As my style of painting is ‘rough’ or ‘loose’, painting the horses is a little bit tricky. To keep the consistency of style I have to paint the horses in a way it ‘looks like’ I just stuck them in with the same abandon as I stuck in everything else. There is always a danger of overworking this vital part of the painting. Horses are difficult to paint looking natural. Having them looking like they were painted with a few ‘daubs’ and still looking natural is a bit of a challenge. As in the previous painting, Alla Prima makes it even more difficult. But there is a great sense of achievement when it works and I think it might have worked here (I’ll look at it again in a few days before I’ll know for sure).

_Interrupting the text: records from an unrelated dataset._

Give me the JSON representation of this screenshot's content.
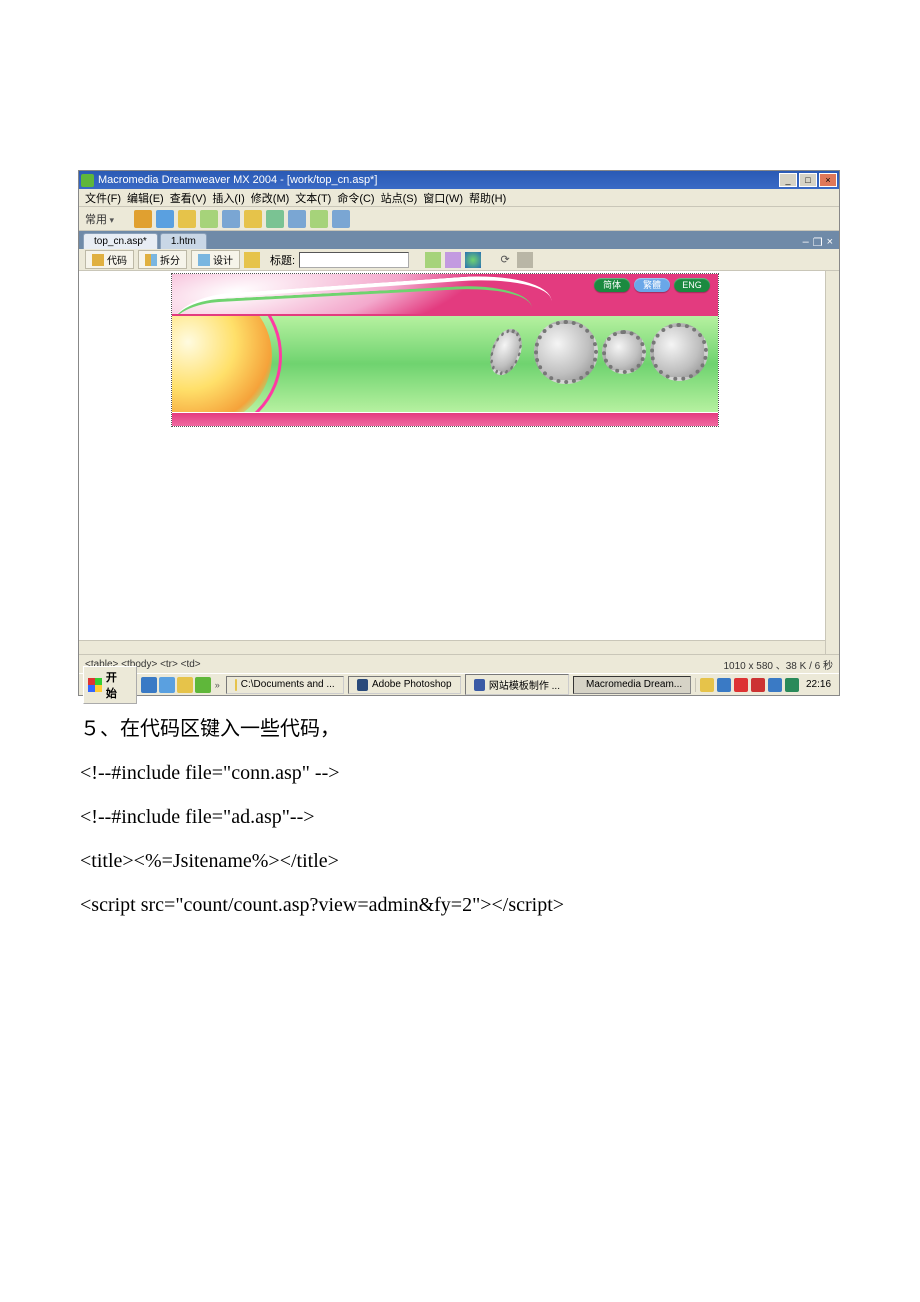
{
  "app": {
    "title": "Macromedia Dreamweaver MX 2004 - [work/top_cn.asp*]"
  },
  "menus": {
    "file": "文件(F)",
    "edit": "编辑(E)",
    "view": "查看(V)",
    "insert": "插入(I)",
    "modify": "修改(M)",
    "text": "文本(T)",
    "commands": "命令(C)",
    "site": "站点(S)",
    "window": "窗口(W)",
    "help": "帮助(H)"
  },
  "toolbar": {
    "category": "常用"
  },
  "tabs": {
    "t1": "top_cn.asp*",
    "t2": "1.htm"
  },
  "docbar": {
    "code": "代码",
    "split": "拆分",
    "design": "设计",
    "titleLabel": "标题:",
    "titleValue": ""
  },
  "banner": {
    "btn1": "简体",
    "btn2": "繁體",
    "btn3": "ENG"
  },
  "tagSelector": "<table> <tbody> <tr> <td>",
  "status": "1010 x 580 、38 K / 6 秒",
  "taskbar": {
    "start": "开始",
    "t1": "C:\\Documents and ...",
    "t2": "Adobe Photoshop",
    "t3": "网站模板制作 ...",
    "t4": "Macromedia Dream...",
    "clock": "22:16"
  },
  "article": {
    "step": "５、在代码区键入一些代码，",
    "l1": "<!--#include file=\"conn.asp\" -->",
    "l2": "<!--#include file=\"ad.asp\"-->",
    "l3": "<title><%=Jsitename%></title>",
    "l4": "<script src=\"count/count.asp?view=admin&fy=2\"></script>"
  }
}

The advice given to beginners in painting is to place the focal point, not in the centre, but in a position about one third of the distance in from the edge of the painting. This is good advice. The problem I find with this, is sometimes the scene can look contrived. You know, the same old comfortable arrangement and when a number of such paintings are viewed together, in an exhibition for example, the one third formula becomes noticeable. Producing a ‘lob-sided’ painting is not an option. The scene in such a painting will look unfinished. The viewer, consciously or sub-consciously, will assume a lack of skill on behalf of the artist.
In the above painting the farm buildings follow the rule, one third from the right edge. The horses would have fitted comfortably into the other one third position from the left but I broke the rule and placed them smack bang in the middle. I left a gap in the design on the left side which would be filled once I placed the horses. Only after they were in place was I able to ‘construct’ the trees on the left. The clouds, the trees, the farm, all weighed heavy on the right, and those little trees ‘grew’ until the balance was restored.
The colours were a little different from previous paintings, similar to ‘Morning at the Crossroads‘. They were: Indian Red & Raw Umber (red), Raw Sienna (yellow), Prussian & Cerulean Blue (blue) plus black and white. These colours have a raw look to them, nice for a cold winter’s day.
I will have the video for the next post.